Scan the entries below for the word "title". Copy each line that has it.

[Website and app data records]
[Start of section]

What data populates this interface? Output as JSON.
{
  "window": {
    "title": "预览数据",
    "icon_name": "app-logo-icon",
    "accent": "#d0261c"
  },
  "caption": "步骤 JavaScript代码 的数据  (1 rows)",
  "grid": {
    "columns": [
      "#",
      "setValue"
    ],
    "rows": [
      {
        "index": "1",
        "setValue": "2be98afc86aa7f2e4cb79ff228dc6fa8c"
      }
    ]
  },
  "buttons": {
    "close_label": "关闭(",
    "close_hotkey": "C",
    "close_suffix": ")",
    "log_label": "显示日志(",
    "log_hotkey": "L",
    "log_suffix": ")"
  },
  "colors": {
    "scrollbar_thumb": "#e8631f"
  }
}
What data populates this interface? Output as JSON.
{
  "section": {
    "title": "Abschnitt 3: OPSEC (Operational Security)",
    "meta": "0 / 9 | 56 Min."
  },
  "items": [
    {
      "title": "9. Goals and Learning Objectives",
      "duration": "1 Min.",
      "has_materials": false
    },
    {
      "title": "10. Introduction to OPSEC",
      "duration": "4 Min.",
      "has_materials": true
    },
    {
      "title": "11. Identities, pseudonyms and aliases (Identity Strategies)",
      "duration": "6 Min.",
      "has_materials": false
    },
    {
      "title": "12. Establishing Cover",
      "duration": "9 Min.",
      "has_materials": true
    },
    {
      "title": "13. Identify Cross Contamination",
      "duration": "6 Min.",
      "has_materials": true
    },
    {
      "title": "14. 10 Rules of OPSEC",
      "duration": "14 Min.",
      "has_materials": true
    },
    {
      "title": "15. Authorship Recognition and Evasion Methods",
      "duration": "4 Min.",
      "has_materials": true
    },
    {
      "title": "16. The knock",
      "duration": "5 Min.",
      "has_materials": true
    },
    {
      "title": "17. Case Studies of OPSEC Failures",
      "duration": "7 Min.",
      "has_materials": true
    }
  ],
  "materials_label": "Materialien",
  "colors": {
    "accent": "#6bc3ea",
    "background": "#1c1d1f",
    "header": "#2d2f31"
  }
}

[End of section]

Result for this exercise
    "title": "预览数据",
    "title": "Abschnitt 3: OPSEC (Operational Security)",
      "title": "9. Goals and Learning Objectives",
      "title": "10. Introduction to OPSEC",
      "title": "11. Identities, pseudonyms and aliases (Identity Strategies)",
      "title": "12. Establishing Cover",
      "title": "13. Identify Cross Contamination",
      "title": "14. 10 Rules of OPSEC",
      "title": "15. Authorship Recognition and Evasion Methods",
      "title": "16. The knock",
      "title": "17. Case Studies of OPSEC Failures",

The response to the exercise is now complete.